WHAT YOU NEED TO DO – What you return must be every line below that includes the word "this".

Dataset rows for apps and sites –

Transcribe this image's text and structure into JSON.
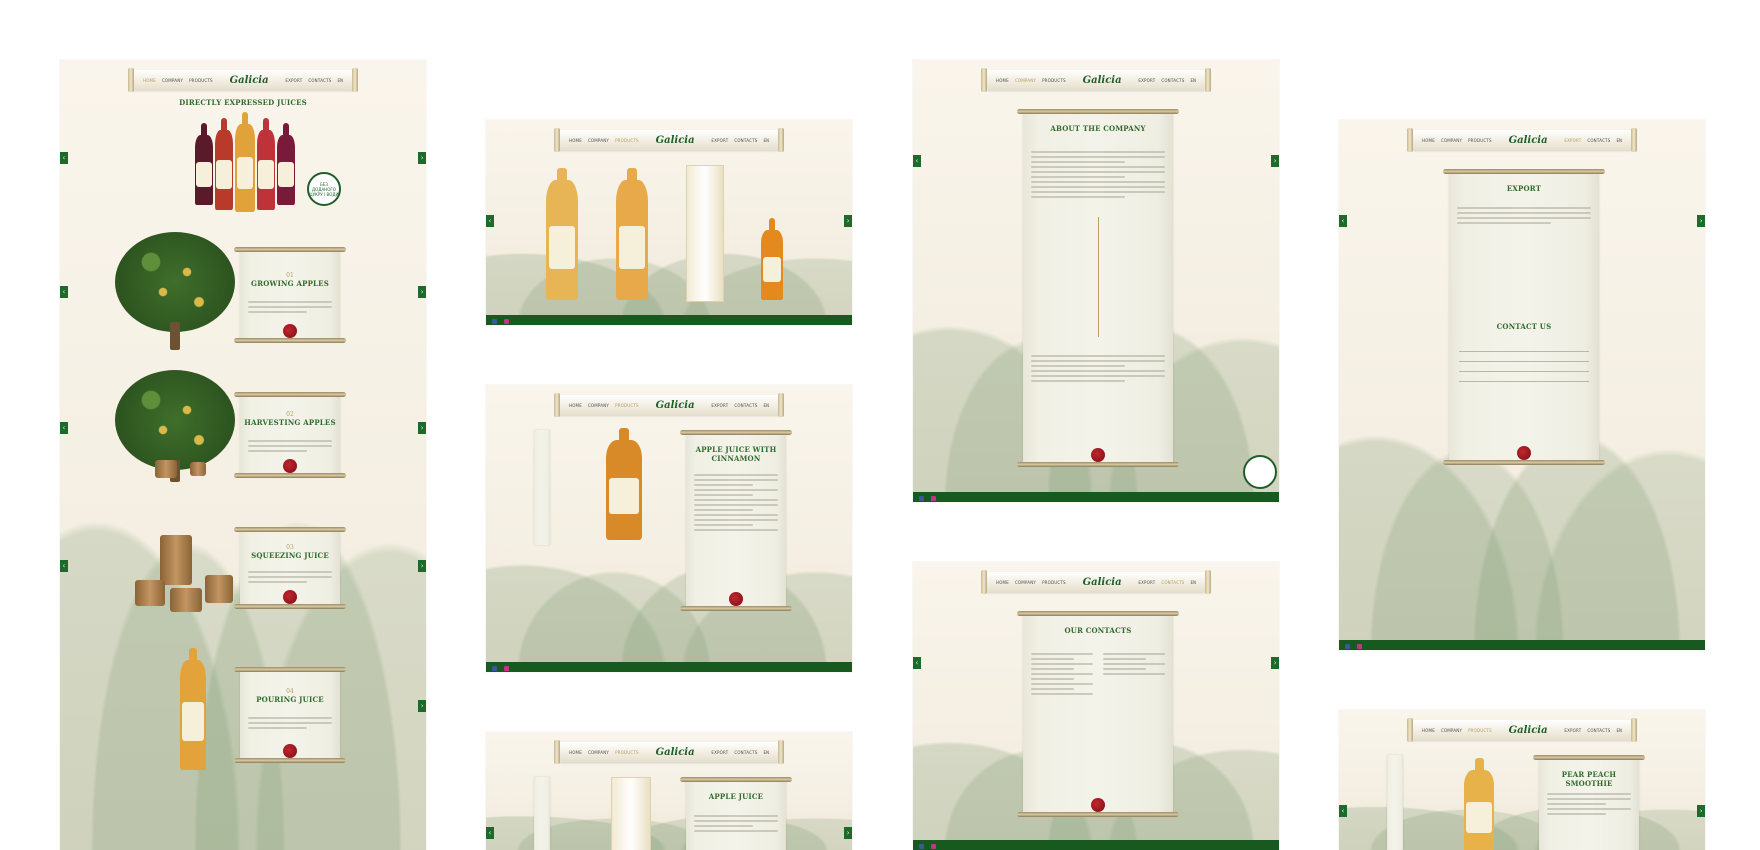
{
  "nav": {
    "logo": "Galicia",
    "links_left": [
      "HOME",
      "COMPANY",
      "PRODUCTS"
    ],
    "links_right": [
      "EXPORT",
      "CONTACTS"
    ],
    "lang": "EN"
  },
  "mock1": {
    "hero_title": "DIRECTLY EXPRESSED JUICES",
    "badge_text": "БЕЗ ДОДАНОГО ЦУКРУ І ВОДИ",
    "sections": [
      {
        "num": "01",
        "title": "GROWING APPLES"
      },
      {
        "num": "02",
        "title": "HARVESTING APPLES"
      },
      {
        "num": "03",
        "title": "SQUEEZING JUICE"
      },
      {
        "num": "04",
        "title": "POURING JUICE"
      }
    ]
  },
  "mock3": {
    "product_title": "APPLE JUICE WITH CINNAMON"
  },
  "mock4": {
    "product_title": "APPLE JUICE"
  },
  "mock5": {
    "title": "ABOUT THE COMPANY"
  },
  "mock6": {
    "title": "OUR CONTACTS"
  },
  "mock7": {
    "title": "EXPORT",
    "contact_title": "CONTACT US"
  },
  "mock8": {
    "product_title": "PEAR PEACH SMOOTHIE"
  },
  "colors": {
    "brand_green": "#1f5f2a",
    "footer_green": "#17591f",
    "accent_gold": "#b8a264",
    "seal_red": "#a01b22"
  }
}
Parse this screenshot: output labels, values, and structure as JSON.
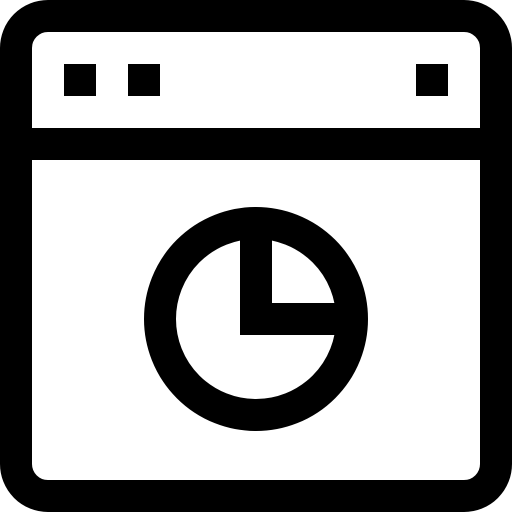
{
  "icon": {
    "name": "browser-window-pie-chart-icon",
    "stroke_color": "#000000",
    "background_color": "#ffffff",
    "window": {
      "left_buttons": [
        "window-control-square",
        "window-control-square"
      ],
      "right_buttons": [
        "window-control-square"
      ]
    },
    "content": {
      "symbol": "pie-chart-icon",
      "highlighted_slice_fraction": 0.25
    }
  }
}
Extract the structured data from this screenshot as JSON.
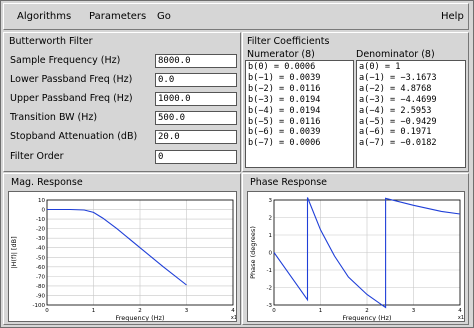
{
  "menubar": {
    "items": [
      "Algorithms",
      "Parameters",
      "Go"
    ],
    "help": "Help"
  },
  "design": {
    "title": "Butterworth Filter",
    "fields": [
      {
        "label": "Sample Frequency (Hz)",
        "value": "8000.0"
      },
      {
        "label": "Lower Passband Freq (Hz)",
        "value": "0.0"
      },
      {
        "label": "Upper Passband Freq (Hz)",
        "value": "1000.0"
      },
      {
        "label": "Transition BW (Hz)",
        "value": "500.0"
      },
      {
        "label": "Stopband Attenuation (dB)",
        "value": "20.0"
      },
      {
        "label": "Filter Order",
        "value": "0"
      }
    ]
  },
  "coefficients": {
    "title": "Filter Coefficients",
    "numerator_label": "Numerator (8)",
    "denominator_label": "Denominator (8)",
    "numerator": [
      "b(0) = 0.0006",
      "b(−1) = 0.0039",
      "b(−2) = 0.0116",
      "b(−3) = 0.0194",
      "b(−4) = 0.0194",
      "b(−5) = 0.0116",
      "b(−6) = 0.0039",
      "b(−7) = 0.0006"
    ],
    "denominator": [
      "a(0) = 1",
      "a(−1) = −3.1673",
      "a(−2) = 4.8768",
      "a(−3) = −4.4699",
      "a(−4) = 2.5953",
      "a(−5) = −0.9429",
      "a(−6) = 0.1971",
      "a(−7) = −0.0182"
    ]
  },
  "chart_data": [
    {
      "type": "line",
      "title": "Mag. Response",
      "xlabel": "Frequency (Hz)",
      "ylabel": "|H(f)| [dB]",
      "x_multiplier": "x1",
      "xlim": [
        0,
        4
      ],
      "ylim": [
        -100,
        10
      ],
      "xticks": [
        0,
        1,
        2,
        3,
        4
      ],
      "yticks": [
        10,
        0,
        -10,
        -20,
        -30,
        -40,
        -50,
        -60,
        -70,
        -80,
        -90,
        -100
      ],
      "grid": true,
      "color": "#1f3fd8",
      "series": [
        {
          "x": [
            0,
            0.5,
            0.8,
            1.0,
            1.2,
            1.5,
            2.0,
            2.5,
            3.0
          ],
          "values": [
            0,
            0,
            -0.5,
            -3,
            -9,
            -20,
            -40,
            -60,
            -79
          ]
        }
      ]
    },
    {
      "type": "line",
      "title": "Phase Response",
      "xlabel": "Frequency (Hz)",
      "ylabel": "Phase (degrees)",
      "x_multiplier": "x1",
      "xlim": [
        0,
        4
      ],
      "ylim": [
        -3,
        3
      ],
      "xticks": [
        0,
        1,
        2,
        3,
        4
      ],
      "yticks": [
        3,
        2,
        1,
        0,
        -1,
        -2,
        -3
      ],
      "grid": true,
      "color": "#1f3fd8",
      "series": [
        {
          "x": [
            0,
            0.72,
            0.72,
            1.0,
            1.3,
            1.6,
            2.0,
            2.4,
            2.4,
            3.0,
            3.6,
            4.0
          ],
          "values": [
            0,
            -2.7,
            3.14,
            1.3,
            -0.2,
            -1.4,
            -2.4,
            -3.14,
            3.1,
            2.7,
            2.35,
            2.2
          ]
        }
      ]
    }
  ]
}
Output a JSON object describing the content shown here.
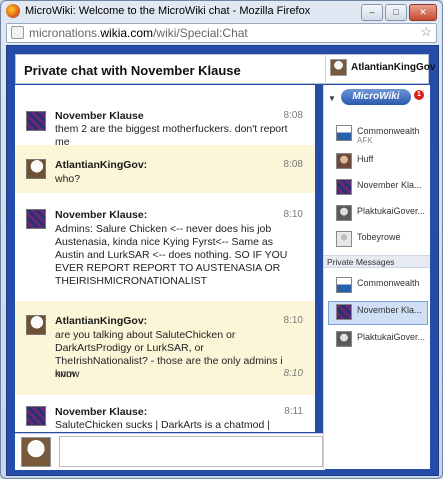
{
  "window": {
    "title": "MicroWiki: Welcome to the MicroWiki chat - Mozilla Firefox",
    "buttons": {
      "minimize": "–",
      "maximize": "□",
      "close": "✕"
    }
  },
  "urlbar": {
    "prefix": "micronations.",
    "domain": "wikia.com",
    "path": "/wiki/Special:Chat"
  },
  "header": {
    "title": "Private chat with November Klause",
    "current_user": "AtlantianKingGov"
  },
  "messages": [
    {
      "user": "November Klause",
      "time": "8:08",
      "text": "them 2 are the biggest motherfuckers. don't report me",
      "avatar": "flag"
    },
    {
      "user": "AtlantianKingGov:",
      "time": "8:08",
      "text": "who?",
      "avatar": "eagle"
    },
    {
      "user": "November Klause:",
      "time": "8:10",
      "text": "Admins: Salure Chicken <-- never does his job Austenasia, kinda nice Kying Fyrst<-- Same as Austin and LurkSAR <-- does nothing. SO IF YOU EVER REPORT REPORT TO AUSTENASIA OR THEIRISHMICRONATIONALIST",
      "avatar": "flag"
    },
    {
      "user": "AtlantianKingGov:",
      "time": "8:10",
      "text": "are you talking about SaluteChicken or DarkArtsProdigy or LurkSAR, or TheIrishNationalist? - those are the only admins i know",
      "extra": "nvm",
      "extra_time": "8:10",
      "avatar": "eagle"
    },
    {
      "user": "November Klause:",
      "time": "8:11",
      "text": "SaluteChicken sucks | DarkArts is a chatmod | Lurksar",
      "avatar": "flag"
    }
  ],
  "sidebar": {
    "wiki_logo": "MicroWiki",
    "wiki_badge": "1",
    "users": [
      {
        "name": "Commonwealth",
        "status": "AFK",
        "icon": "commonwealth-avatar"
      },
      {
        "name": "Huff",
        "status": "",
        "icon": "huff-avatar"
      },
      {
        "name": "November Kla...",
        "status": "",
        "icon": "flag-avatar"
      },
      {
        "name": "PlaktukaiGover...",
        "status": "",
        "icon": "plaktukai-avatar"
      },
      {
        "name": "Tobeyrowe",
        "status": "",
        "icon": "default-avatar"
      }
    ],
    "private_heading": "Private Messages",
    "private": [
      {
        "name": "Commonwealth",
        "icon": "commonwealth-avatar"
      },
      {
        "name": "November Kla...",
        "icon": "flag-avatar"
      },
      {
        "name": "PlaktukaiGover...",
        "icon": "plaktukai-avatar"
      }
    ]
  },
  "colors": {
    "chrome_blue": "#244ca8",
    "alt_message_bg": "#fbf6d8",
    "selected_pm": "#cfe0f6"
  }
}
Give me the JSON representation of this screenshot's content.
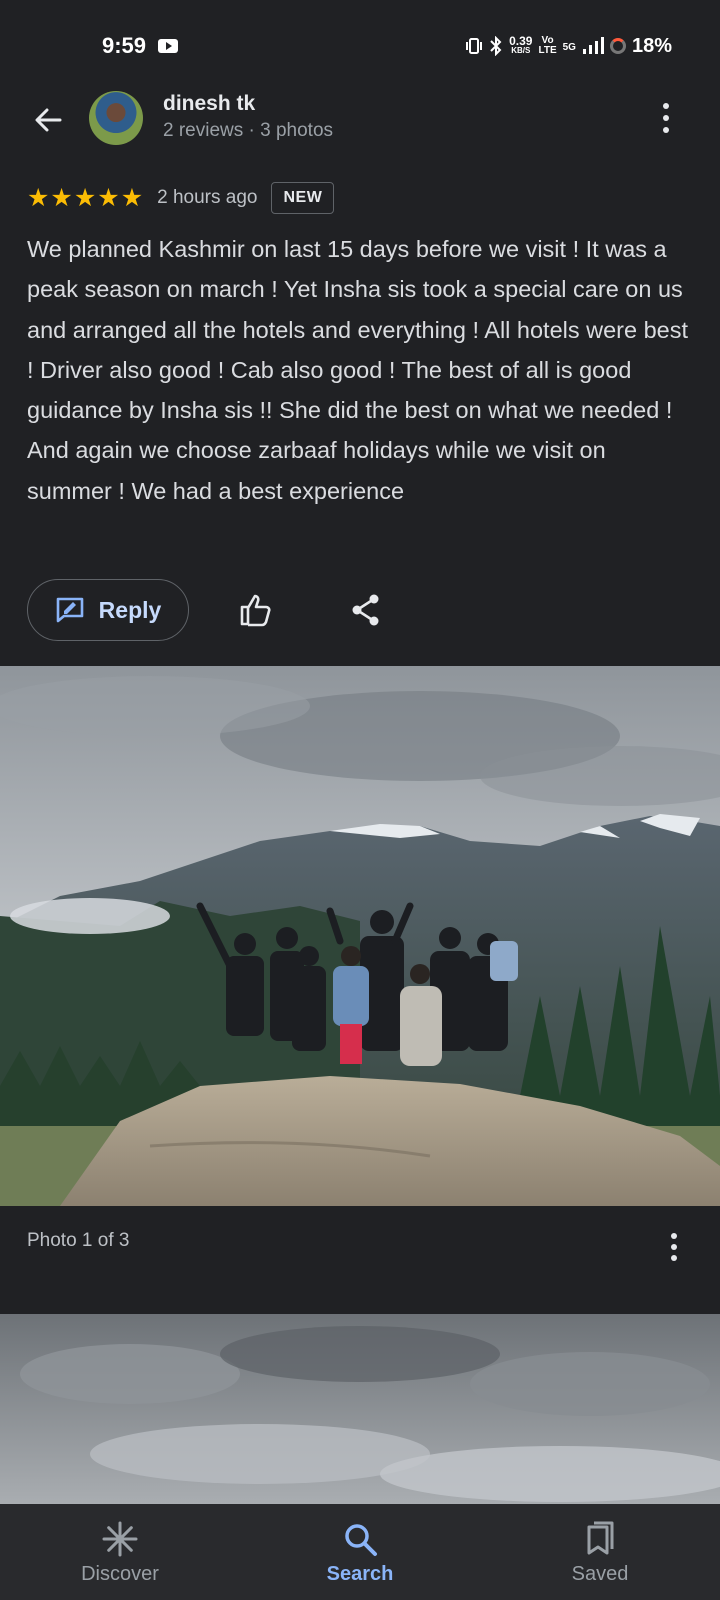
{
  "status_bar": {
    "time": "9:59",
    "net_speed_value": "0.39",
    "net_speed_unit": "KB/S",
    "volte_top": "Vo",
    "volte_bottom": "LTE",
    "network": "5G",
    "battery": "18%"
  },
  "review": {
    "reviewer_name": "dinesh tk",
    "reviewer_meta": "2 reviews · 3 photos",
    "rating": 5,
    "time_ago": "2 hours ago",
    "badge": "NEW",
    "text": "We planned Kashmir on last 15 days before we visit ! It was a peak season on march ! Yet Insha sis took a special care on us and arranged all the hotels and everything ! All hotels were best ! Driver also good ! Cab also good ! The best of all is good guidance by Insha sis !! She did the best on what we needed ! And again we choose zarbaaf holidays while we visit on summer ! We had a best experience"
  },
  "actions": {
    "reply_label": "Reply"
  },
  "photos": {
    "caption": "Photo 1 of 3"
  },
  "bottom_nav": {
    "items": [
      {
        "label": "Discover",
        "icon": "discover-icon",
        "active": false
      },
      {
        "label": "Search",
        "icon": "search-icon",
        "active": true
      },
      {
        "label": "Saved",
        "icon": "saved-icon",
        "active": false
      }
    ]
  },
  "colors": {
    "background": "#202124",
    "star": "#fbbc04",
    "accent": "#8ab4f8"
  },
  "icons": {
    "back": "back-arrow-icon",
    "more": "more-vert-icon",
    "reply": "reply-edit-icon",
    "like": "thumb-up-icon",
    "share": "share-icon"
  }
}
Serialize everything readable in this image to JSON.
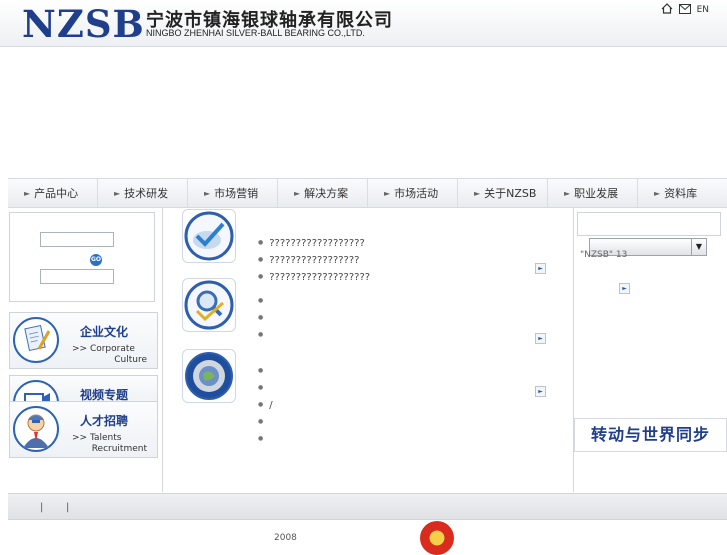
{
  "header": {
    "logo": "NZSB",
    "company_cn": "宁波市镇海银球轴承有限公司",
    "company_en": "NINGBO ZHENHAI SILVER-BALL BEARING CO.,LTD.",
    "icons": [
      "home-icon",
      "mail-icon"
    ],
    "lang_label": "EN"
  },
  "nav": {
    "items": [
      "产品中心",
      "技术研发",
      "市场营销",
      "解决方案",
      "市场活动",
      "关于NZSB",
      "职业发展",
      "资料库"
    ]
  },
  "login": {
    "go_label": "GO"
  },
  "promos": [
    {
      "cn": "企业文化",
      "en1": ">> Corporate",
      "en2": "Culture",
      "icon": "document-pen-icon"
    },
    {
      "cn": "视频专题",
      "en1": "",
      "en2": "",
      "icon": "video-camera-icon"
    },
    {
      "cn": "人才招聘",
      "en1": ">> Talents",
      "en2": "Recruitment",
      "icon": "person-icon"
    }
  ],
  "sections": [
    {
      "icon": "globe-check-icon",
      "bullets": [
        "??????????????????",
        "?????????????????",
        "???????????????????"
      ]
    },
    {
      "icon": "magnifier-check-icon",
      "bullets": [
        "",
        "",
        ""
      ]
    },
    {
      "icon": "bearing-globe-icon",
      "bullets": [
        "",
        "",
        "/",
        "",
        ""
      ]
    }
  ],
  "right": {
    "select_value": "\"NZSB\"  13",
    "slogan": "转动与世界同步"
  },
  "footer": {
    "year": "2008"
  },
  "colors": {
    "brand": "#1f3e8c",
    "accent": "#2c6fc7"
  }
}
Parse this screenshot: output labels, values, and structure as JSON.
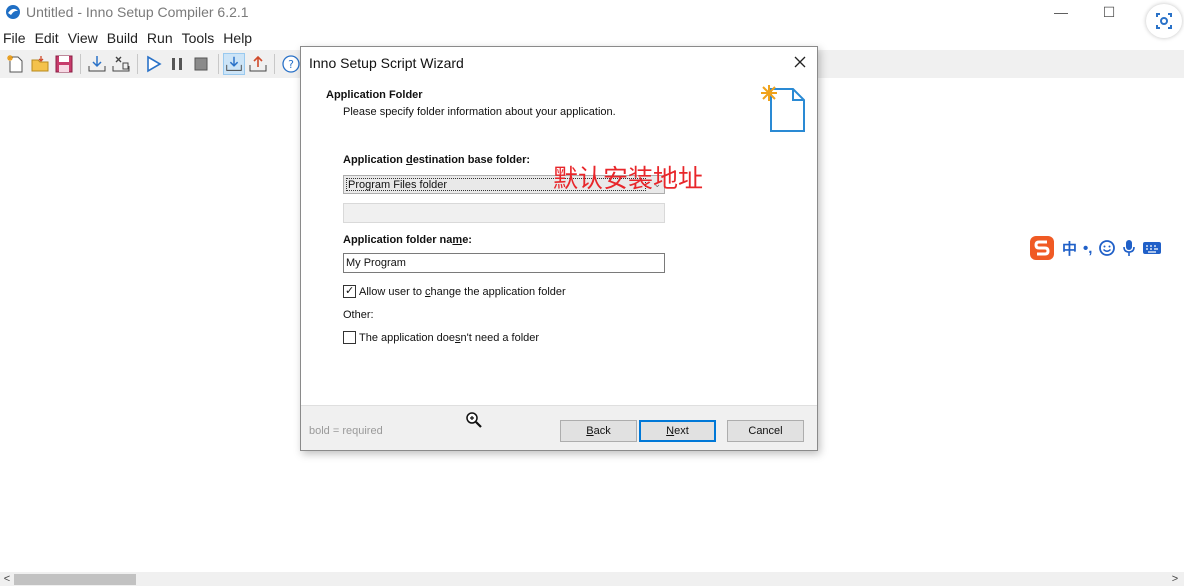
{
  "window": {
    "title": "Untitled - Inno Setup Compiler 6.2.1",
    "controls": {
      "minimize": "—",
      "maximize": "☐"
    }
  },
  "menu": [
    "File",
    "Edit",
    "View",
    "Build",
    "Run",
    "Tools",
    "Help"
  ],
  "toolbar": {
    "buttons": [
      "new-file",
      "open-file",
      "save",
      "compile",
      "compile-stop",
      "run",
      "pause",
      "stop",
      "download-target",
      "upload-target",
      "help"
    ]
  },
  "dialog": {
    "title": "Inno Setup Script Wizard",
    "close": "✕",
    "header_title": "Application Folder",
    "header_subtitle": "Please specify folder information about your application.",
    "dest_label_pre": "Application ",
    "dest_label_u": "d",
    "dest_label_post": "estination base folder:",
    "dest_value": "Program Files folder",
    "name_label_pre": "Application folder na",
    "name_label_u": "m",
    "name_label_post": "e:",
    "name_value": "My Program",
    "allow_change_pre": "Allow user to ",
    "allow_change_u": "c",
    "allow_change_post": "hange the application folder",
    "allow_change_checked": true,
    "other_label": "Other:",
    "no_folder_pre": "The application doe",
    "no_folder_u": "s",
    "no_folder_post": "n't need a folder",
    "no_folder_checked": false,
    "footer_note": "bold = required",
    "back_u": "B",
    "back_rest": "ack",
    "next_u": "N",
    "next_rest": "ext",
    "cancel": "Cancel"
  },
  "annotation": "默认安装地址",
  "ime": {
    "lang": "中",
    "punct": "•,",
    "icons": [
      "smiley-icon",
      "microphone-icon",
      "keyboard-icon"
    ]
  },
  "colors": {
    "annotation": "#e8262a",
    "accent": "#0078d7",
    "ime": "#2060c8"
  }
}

OUTPUT BELOW –
Transcribe this image's text and structure into JSON.
Parse this screenshot: output labels, values, and structure as JSON.
Extract the structured data from this screenshot as JSON.
Give me the JSON representation of this screenshot's content.
Serialize everything readable in this image to JSON.
Parse this screenshot: output labels, values, and structure as JSON.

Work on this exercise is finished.